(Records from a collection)
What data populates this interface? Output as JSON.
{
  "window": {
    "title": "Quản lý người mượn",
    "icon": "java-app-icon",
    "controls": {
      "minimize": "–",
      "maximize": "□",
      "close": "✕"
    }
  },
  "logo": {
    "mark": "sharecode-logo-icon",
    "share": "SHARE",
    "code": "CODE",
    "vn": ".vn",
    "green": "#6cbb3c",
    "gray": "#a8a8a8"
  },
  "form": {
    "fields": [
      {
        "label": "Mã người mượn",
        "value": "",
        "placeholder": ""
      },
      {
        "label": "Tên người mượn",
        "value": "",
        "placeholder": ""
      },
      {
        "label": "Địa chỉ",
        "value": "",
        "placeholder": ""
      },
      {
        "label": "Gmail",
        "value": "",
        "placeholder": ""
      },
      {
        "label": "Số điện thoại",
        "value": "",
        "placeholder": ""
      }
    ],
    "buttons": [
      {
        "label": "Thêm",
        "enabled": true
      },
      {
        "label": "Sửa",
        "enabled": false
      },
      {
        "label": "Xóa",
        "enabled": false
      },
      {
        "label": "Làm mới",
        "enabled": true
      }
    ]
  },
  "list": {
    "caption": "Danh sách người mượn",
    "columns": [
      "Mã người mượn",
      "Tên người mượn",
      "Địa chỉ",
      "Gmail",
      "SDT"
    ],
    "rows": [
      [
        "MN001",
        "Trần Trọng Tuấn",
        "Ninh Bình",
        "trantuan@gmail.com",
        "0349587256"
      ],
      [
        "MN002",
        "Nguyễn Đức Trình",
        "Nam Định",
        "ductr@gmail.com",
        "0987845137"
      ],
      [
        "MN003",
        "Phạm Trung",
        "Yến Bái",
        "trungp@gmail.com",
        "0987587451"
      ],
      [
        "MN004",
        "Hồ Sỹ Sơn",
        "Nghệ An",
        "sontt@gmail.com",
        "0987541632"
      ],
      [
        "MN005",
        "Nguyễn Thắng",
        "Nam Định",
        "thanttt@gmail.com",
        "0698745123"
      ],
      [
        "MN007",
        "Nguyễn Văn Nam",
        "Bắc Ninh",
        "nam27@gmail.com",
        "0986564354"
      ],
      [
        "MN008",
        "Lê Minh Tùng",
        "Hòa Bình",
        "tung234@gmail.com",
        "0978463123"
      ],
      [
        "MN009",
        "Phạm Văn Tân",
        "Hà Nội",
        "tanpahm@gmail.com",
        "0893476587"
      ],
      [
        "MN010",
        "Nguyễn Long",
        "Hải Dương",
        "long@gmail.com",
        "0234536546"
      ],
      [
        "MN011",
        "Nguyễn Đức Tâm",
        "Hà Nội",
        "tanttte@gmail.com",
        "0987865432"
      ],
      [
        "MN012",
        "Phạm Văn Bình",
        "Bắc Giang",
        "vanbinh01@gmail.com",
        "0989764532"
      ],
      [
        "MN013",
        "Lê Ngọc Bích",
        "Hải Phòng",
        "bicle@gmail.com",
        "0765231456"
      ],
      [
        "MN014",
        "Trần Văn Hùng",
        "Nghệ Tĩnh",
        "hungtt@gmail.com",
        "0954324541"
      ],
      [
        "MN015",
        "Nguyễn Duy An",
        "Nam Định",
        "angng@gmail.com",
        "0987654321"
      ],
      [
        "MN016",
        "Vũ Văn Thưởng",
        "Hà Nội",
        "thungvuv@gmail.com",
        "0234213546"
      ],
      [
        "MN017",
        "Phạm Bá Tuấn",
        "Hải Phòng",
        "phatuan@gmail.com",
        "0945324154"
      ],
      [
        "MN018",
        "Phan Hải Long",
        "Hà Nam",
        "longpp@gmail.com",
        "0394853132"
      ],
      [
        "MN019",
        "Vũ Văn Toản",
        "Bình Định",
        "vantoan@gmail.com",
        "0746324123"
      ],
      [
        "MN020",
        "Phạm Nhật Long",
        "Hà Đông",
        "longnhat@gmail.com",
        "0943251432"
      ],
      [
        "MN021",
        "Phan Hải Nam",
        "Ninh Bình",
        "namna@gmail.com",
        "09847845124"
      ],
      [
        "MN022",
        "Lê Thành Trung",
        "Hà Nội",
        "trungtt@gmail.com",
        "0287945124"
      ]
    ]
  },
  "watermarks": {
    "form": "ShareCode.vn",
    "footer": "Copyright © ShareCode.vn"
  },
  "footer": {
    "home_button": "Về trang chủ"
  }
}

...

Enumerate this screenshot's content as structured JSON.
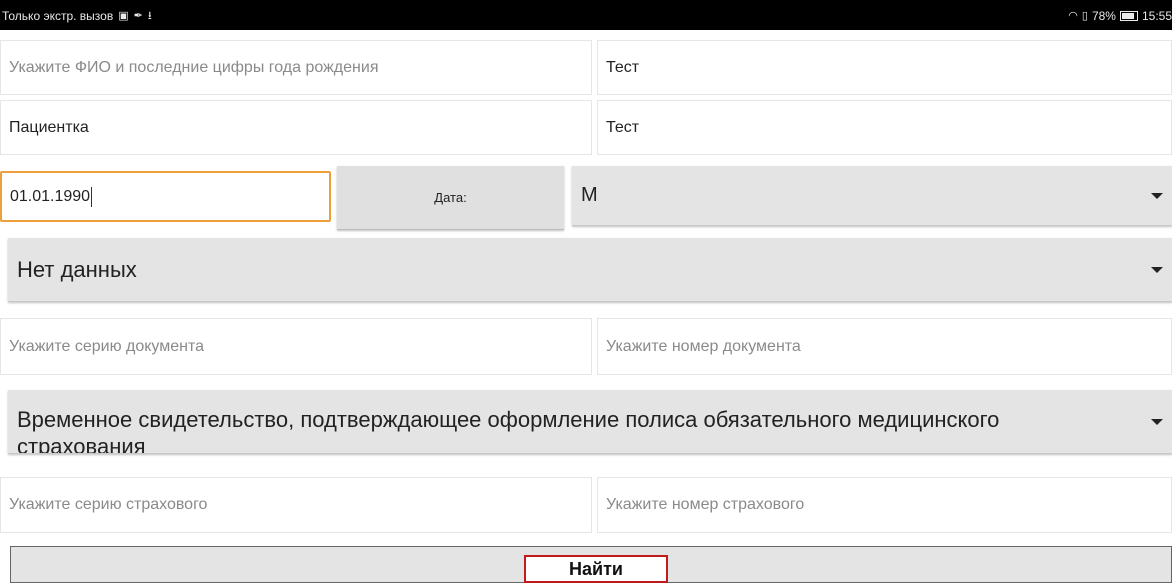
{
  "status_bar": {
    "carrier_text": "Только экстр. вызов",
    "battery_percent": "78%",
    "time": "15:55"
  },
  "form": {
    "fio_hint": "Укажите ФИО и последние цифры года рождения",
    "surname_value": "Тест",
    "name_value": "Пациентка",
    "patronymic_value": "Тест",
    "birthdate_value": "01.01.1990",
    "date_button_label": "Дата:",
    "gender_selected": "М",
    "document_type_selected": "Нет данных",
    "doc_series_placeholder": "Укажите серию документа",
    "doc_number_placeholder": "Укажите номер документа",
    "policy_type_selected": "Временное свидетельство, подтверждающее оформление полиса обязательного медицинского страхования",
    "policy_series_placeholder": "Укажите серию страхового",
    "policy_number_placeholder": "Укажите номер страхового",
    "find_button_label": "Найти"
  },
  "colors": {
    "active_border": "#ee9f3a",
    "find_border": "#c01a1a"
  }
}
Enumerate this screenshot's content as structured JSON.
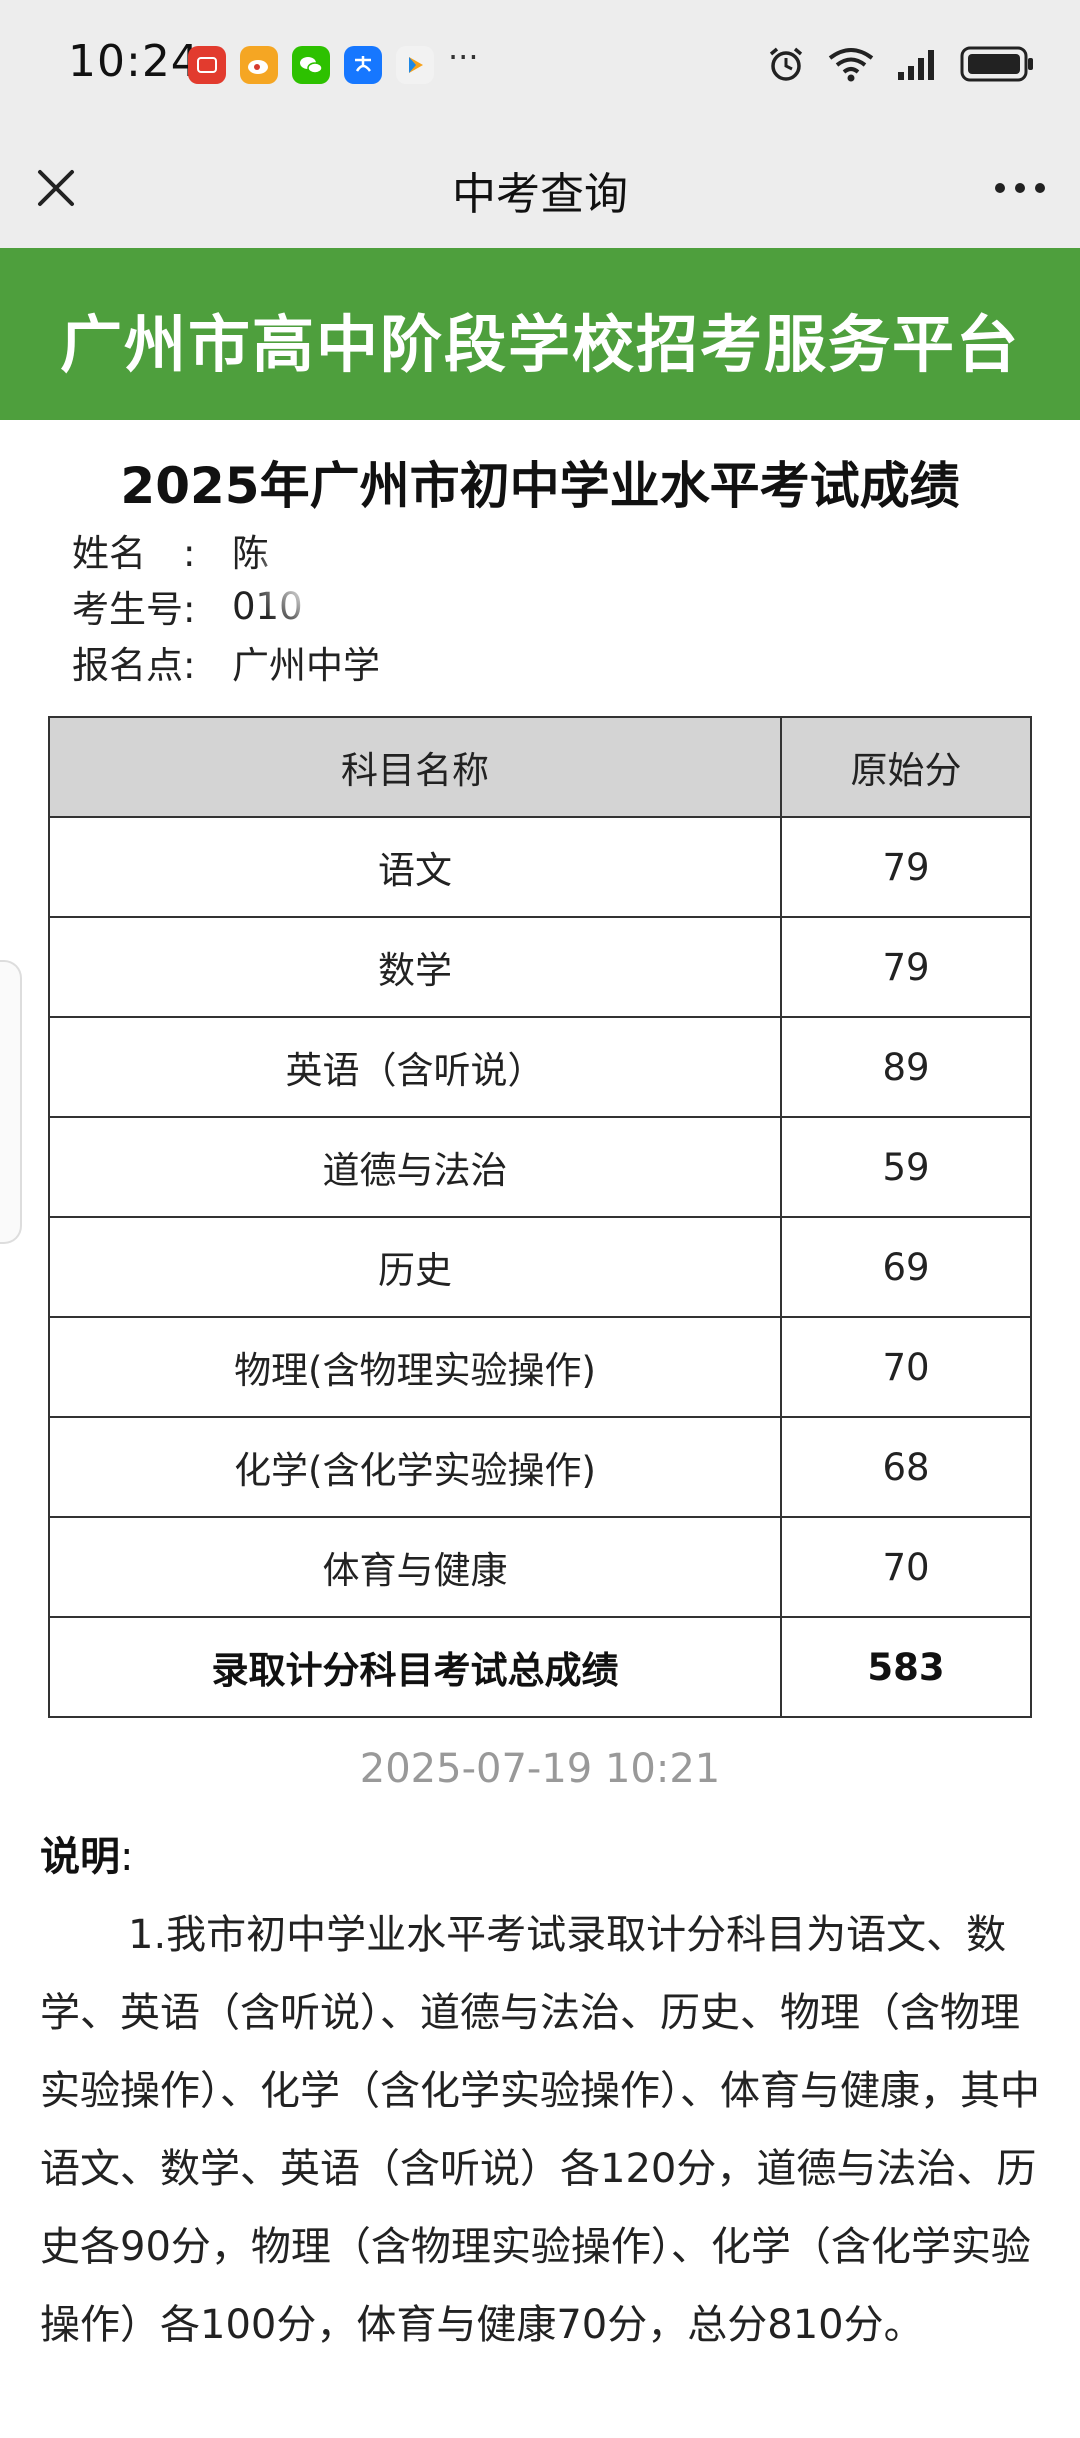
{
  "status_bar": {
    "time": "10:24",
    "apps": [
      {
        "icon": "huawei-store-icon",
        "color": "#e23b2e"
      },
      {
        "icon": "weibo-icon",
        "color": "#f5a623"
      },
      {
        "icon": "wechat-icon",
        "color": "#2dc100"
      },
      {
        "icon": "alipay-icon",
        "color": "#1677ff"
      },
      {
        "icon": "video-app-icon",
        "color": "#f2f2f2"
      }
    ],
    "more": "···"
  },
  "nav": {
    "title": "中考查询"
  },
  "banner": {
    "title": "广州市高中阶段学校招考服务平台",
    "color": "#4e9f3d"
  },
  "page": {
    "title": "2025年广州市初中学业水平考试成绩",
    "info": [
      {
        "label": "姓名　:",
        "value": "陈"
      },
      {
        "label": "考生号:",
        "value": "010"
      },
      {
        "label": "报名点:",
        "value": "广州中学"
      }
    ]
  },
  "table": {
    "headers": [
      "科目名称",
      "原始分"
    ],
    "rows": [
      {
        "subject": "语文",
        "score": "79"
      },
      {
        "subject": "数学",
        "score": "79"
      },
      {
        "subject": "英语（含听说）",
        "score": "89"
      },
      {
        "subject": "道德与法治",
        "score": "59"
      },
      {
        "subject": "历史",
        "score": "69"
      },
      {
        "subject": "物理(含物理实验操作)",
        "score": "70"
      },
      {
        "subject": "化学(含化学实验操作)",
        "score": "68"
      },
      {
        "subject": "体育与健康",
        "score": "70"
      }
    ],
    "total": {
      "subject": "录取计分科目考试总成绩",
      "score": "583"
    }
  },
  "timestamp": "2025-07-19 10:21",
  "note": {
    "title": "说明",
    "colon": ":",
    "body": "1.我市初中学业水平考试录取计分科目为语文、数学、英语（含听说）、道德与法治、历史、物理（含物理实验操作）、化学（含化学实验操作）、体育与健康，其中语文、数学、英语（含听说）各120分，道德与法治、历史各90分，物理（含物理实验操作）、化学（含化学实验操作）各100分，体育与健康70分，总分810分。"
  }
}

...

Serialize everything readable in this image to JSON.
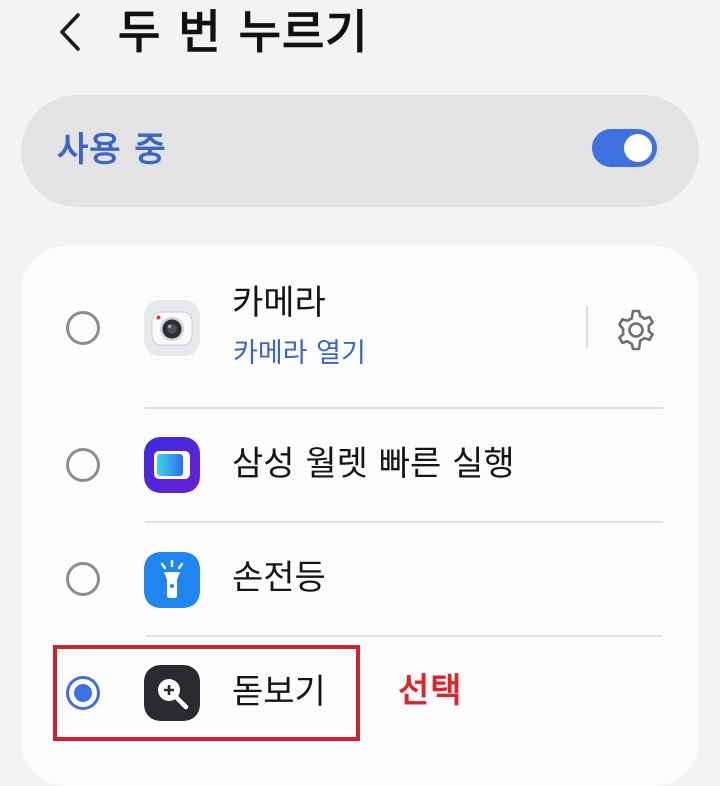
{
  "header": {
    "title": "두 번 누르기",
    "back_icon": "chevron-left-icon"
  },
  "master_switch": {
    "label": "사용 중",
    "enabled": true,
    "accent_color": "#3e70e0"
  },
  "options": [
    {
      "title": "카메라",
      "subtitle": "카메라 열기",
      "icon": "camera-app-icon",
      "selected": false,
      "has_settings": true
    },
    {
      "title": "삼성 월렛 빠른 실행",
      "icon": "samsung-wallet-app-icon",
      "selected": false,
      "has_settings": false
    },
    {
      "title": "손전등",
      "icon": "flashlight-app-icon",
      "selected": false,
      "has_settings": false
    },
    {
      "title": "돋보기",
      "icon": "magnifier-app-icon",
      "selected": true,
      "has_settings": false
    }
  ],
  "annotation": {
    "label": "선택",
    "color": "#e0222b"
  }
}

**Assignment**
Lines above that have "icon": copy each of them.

**Your solution**
    "icon": "java-app-icon",
    "mark": "sharecode-logo-icon",
        "icon": "huawei-store-icon",
        "icon": "weibo-icon",
        "icon": "wechat-icon",
        "icon": "alipay-icon",
        "icon": "video-app-icon",
    "back_icon": "chevron-left-icon"
      "icon": "camera-app-icon",
      "icon": "samsung-wallet-app-icon",
      "icon": "flashlight-app-icon",
      "icon": "magnifier-app-icon",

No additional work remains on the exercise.